**REQUIRED WORK**
For the word "segment", give the number of lines in these entries that contain it, with nothing else.

**RECORD EXCERPTS**
-.-.-

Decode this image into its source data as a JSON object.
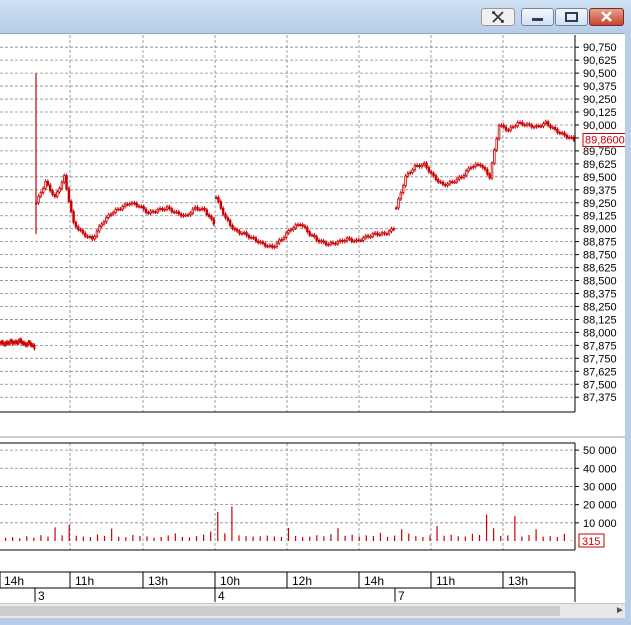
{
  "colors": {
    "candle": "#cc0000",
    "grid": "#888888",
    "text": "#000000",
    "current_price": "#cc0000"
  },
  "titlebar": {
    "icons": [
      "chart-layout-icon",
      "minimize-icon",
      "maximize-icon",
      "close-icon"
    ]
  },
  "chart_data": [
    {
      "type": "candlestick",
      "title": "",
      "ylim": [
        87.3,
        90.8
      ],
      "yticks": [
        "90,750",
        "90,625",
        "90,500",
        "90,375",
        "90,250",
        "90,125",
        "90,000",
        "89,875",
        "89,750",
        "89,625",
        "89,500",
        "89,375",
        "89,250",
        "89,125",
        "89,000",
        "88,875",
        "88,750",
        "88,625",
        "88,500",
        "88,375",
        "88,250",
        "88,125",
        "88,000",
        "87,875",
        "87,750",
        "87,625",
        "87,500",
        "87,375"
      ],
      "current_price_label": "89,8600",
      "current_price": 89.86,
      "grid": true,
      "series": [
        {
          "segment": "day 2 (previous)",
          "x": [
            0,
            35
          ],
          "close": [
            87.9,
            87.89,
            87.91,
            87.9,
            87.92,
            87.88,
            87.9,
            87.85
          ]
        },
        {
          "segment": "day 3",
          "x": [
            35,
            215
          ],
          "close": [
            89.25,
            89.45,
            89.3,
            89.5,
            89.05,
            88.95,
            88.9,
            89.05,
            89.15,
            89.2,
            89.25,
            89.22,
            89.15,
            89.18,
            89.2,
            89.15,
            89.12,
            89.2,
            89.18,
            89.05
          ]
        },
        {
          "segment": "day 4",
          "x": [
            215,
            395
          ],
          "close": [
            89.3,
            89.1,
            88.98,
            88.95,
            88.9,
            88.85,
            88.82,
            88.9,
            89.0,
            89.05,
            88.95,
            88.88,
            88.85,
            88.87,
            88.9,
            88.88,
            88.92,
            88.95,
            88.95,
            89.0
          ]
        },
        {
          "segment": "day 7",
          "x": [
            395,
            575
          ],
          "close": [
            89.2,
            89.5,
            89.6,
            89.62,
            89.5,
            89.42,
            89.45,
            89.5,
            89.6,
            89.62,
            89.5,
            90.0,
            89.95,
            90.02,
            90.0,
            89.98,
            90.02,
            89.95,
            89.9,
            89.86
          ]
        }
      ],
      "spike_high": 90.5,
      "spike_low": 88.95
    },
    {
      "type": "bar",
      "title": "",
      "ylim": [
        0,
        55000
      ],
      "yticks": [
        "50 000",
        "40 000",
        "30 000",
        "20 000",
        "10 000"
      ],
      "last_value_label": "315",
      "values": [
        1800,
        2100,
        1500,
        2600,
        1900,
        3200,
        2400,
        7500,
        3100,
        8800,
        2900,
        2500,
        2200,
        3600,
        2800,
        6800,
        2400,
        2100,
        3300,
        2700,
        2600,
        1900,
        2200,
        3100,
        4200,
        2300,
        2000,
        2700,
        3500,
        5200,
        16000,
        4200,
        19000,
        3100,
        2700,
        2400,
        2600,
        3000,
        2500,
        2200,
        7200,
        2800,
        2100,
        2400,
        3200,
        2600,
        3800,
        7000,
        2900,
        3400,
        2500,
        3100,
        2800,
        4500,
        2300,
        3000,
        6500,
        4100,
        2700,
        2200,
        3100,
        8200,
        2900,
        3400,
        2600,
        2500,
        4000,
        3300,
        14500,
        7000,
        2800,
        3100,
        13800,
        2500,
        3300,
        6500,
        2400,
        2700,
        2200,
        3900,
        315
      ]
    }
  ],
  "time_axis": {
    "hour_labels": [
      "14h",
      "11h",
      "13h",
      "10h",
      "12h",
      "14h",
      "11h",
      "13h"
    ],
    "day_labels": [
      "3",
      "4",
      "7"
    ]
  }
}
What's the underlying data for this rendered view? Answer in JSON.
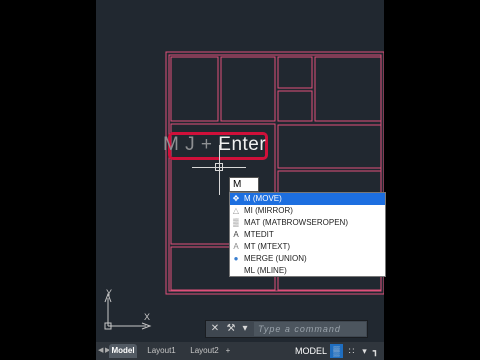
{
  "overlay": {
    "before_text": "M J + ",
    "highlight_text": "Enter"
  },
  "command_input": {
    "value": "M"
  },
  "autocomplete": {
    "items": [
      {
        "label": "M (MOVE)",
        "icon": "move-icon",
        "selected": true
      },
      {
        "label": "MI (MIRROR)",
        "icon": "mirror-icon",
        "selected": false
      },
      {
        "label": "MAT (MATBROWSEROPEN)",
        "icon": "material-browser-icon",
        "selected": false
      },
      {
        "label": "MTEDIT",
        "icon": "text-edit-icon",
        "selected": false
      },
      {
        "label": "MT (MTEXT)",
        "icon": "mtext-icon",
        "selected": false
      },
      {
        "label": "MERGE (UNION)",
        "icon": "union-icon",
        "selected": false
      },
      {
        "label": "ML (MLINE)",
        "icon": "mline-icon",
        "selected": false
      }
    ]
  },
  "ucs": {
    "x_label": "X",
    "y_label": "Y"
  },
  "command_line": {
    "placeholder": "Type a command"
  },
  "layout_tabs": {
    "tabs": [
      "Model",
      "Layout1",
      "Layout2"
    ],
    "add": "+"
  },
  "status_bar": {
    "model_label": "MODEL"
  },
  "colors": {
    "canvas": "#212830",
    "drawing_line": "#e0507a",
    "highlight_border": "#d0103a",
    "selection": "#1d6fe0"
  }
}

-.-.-

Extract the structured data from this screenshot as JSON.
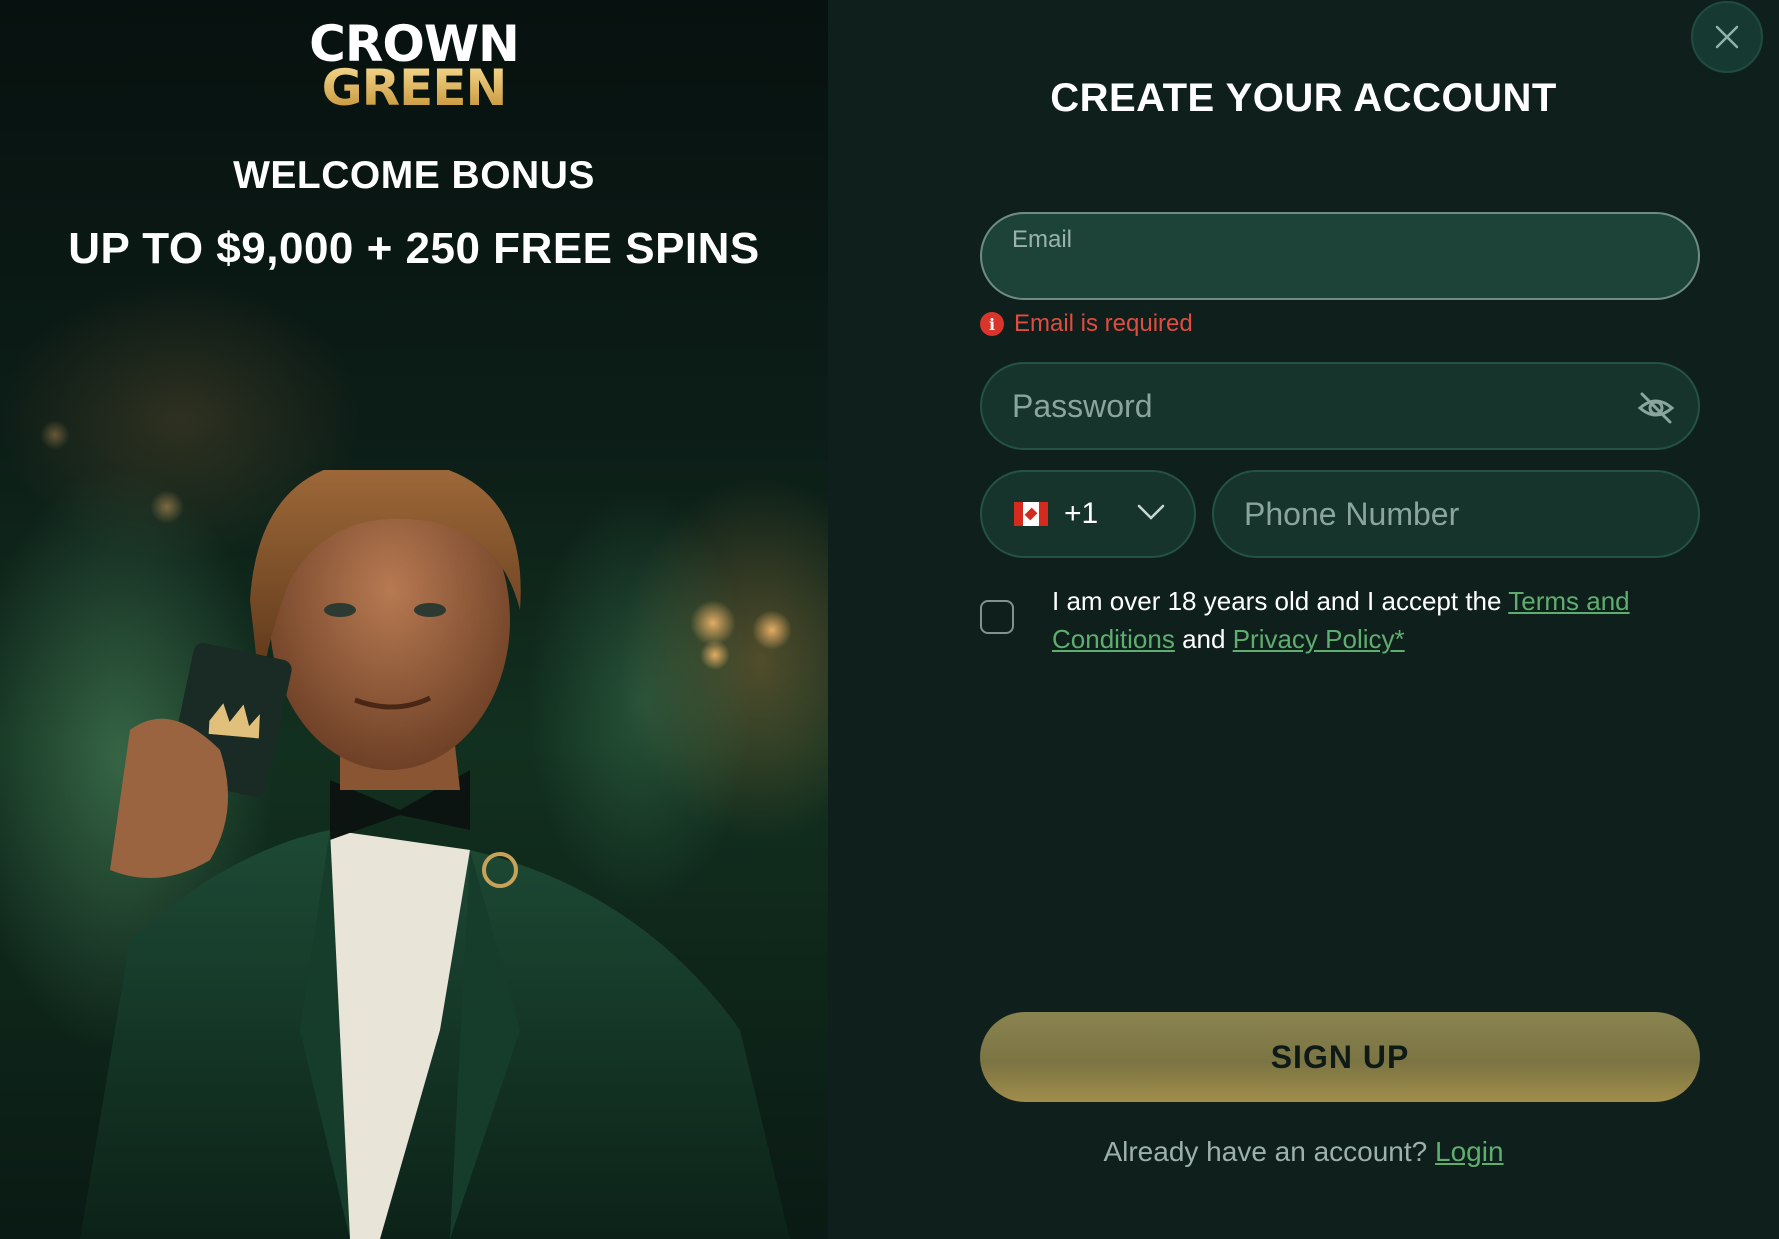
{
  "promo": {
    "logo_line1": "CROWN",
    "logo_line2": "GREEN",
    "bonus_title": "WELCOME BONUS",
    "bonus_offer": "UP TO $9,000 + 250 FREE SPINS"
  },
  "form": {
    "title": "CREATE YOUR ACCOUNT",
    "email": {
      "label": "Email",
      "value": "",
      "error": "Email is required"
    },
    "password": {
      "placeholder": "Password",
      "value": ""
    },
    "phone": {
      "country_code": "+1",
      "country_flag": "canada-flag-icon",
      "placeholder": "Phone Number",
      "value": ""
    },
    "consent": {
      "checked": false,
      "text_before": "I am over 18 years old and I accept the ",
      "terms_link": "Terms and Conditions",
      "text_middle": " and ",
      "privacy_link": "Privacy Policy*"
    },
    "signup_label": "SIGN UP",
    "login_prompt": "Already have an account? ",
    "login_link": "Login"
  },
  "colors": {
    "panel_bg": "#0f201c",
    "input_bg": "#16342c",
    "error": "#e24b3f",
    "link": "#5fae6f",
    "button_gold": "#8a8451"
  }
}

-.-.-

**ANSWER TO THE EXERCISE**
4